Then I started "Keeping Up With The Kardashians" on a regular basis and was given a glimpse into celebutante sibling-hood unlike any I had ever even known to wish for. I saw live-or-die friendships blended among the family drama and ludicrous antics. I saw a slice of nuclear relationship that was foreign to me, and I felt all warm and fuzzy inside as Kim would guide Kourtney through some over-indulged spoiled rich-girl trauma or another. I watched the makeup/breakup dynamic the 3 sisters shared, and the meddling in each others lives, the closeness I saw in a family steeped in unconditional love.

And I realized I wanted nothing to do with sad, painful, heartbreaking or devastating anymore in my life. I had had enough. I wanted only the happy and light of heart. I would attract and give off only positive energy, good energy. I have experienced physical pain beyond what most ever will know. Pain that caused me immeasurable emotional anguish and cost me 5 of my prime years, my child-bearing years, my career-building years. Years 28 to 33. I had given up enough already, and whatever I was left with at the end of the hurricane-tornado-earthquake of Fibromyalgia, I was going to hold onto with all my might and race to the other end of the rainbow with. So take your emotionally traumatic movies and books and stories. Take those stirring and haunting and moving tales of loss and near-redemption. Take the victims and broken-hearts and tragic glimpses into the other side. Take them all. I don't want them. I have been there, and I am never going back.

Thanks for joining,


  1. I luv this post, sometimes you can take something rather inspiring and deep from 'mindless reality TV'!!

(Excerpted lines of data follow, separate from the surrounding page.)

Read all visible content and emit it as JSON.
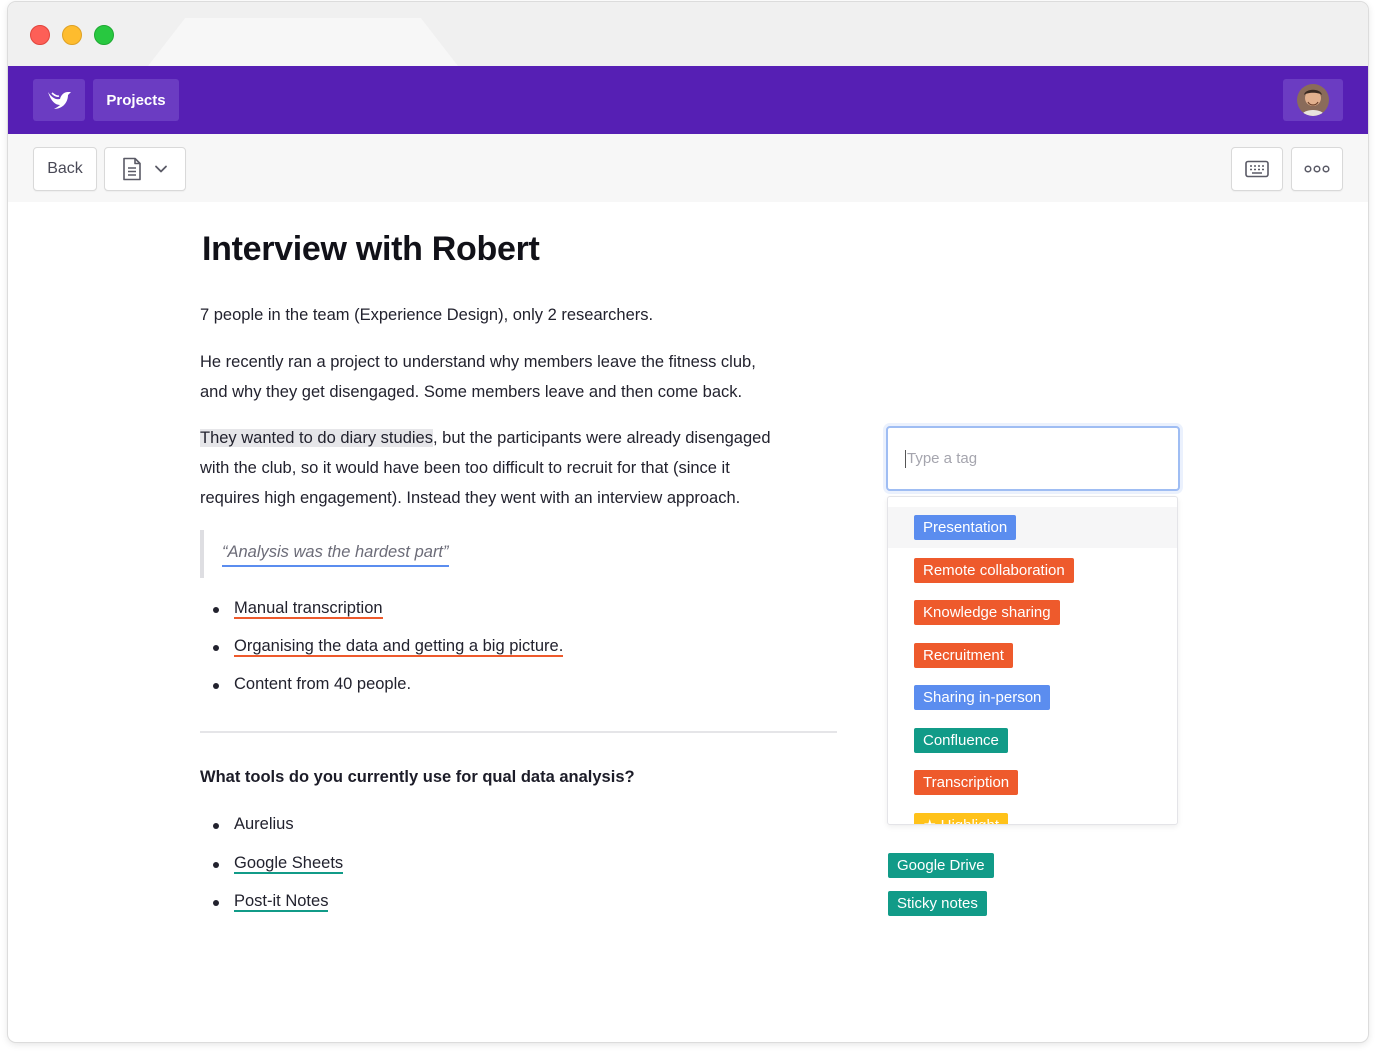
{
  "header": {
    "projects_label": "Projects"
  },
  "toolbar": {
    "back_label": "Back"
  },
  "document": {
    "title": "Interview with Robert",
    "paragraph1": "7 people in the team (Experience Design), only 2 researchers.",
    "paragraph2_line1": "He recently ran a project to understand why members leave the fitness club,",
    "paragraph2_line2": "and why they get disengaged. Some members leave and then come back.",
    "paragraph3_highlight": "They wanted to do diary studies",
    "paragraph3_rest": ", but the participants were already disengaged",
    "paragraph3_line2": "with the club, so it would have been too difficult to recruit for that (since it",
    "paragraph3_line3": "requires high engagement). Instead they went with an interview approach.",
    "quote": "“Analysis was the hardest part”",
    "bullets": [
      "Manual transcription",
      "Organising the data and getting a big picture.",
      "Content from 40 people."
    ],
    "question": "What tools do you currently use for qual data analysis?",
    "tools": [
      "Aurelius",
      "Google Sheets",
      "Post-it Notes"
    ]
  },
  "tag_picker": {
    "placeholder": "Type a tag",
    "options": [
      {
        "label": "Presentation",
        "color": "#5b8def"
      },
      {
        "label": "Remote collaboration",
        "color": "#ee5a2c"
      },
      {
        "label": "Knowledge sharing",
        "color": "#ee5a2c"
      },
      {
        "label": "Recruitment",
        "color": "#ee5a2c"
      },
      {
        "label": "Sharing in-person",
        "color": "#5b8def"
      },
      {
        "label": "Confluence",
        "color": "#119b88"
      },
      {
        "label": "Transcription",
        "color": "#ee5a2c"
      },
      {
        "label": "Highlight",
        "color": "#ffc21a"
      }
    ]
  },
  "applied_tags": [
    {
      "label": "Google Drive",
      "color": "#119b88"
    },
    {
      "label": "Sticky notes",
      "color": "#119b88"
    }
  ],
  "colors": {
    "brand": "#561fb4",
    "brand_light": "#6b3cc2"
  }
}
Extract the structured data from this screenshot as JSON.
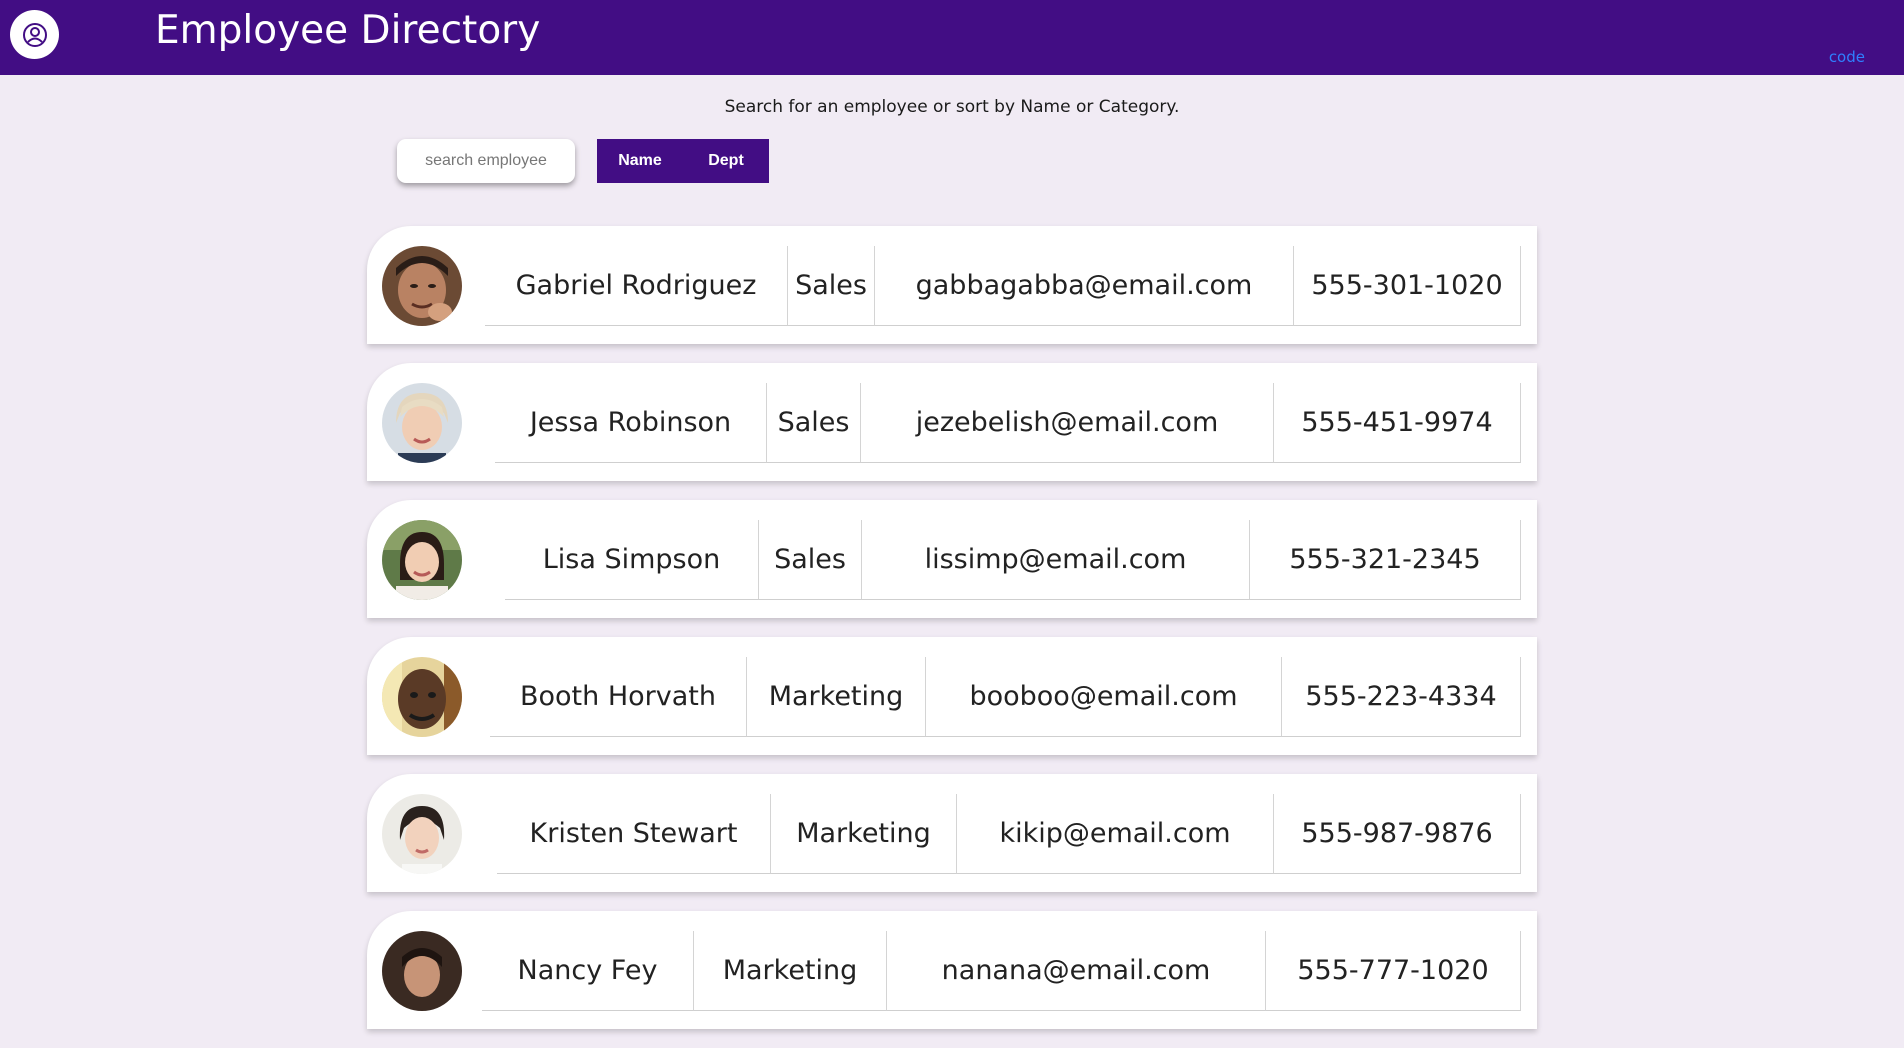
{
  "header": {
    "title": "Employee Directory",
    "code_link": "code",
    "logo_icon": "user-circle-icon"
  },
  "subtitle": "Search for an employee or sort by Name or Category.",
  "search": {
    "placeholder": "search employee",
    "value": ""
  },
  "sort": {
    "name_label": "Name",
    "dept_label": "Dept"
  },
  "colors": {
    "header_bg": "#420d84",
    "page_bg": "#f1ebf4",
    "link": "#2f7fff"
  },
  "employees": [
    {
      "name": "Gabriel Rodriguez",
      "dept": "Sales",
      "email": "gabbagabba@email.com",
      "phone": "555-301-1020"
    },
    {
      "name": "Jessa Robinson",
      "dept": "Sales",
      "email": "jezebelish@email.com",
      "phone": "555-451-9974"
    },
    {
      "name": "Lisa Simpson",
      "dept": "Sales",
      "email": "lissimp@email.com",
      "phone": "555-321-2345"
    },
    {
      "name": "Booth Horvath",
      "dept": "Marketing",
      "email": "booboo@email.com",
      "phone": "555-223-4334"
    },
    {
      "name": "Kristen Stewart",
      "dept": "Marketing",
      "email": "kikip@email.com",
      "phone": "555-987-9876"
    },
    {
      "name": "Nancy Fey",
      "dept": "Marketing",
      "email": "nanana@email.com",
      "phone": "555-777-1020"
    }
  ]
}
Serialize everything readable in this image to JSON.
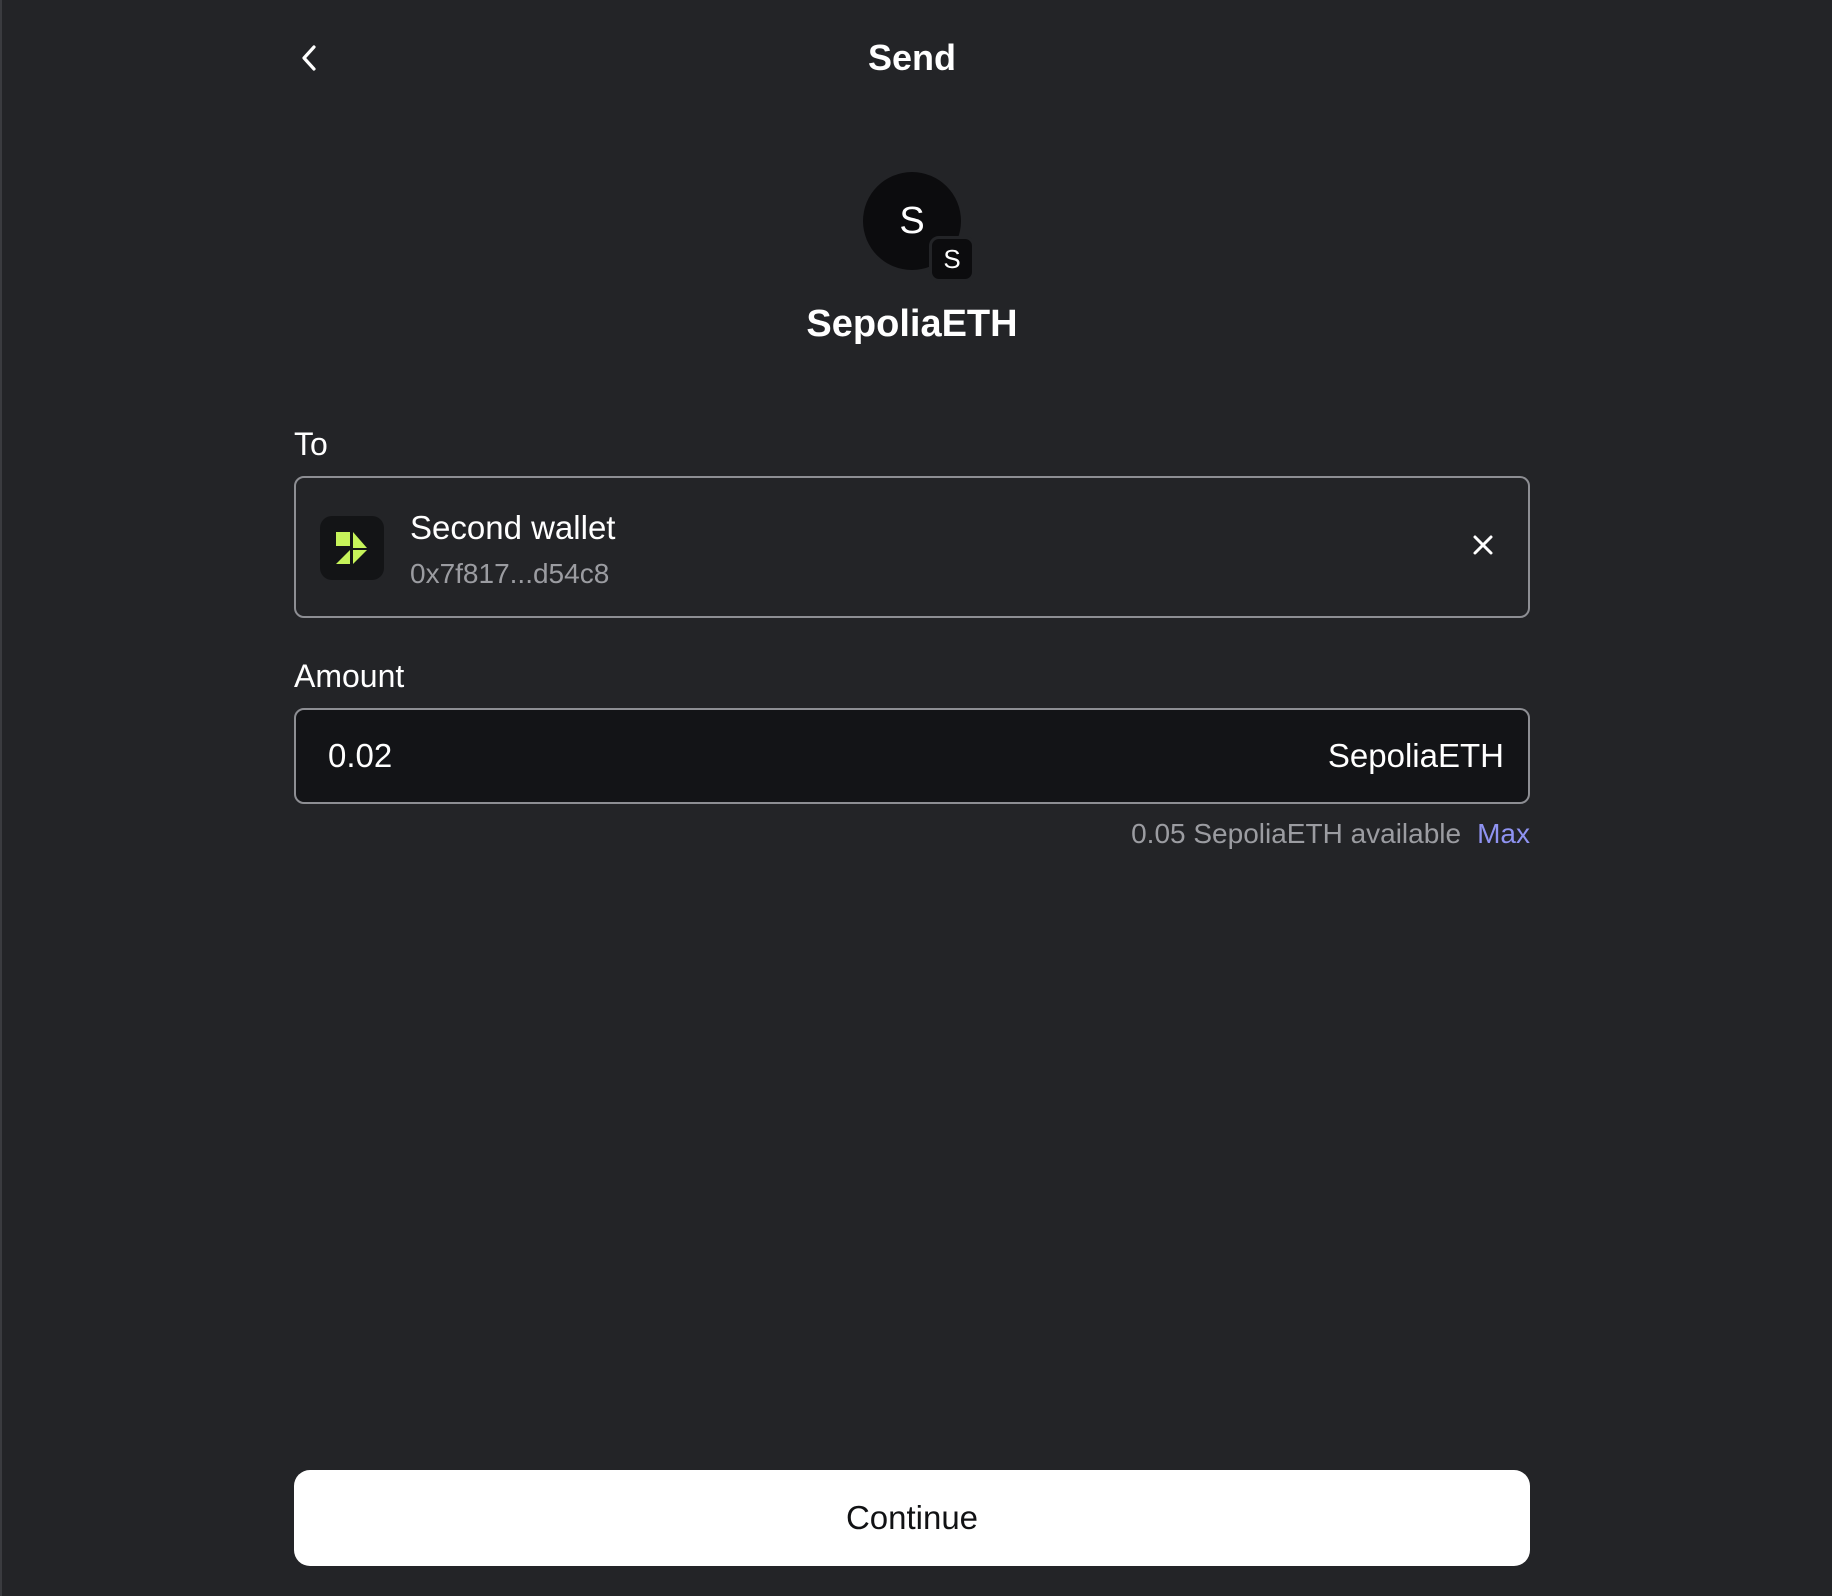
{
  "header": {
    "title": "Send",
    "back_icon": "chevron-left-icon"
  },
  "token": {
    "avatar_letter": "S",
    "badge_letter": "S",
    "name": "SepoliaETH"
  },
  "recipient": {
    "label": "To",
    "wallet_name": "Second wallet",
    "wallet_address": "0x7f817...d54c8",
    "wallet_icon": "wallet-logo-icon",
    "wallet_icon_color": "#c6f35a",
    "clear_icon": "close-icon"
  },
  "amount": {
    "label": "Amount",
    "value": "0.02",
    "unit": "SepoliaETH",
    "available_text": "0.05 SepoliaETH available",
    "max_label": "Max"
  },
  "footer": {
    "continue_label": "Continue"
  },
  "colors": {
    "background": "#232427",
    "accent_link": "#8f93f2",
    "muted_text": "#9b9ca1",
    "button_bg": "#ffffff"
  }
}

  2. Crying. Just now grasping the true sisterhood of fibromyalgia. I love your heart, Leah. I pray you will continue to be a huge influence and promoter of fibro awareness. You've got a calling and it's pretty darn great.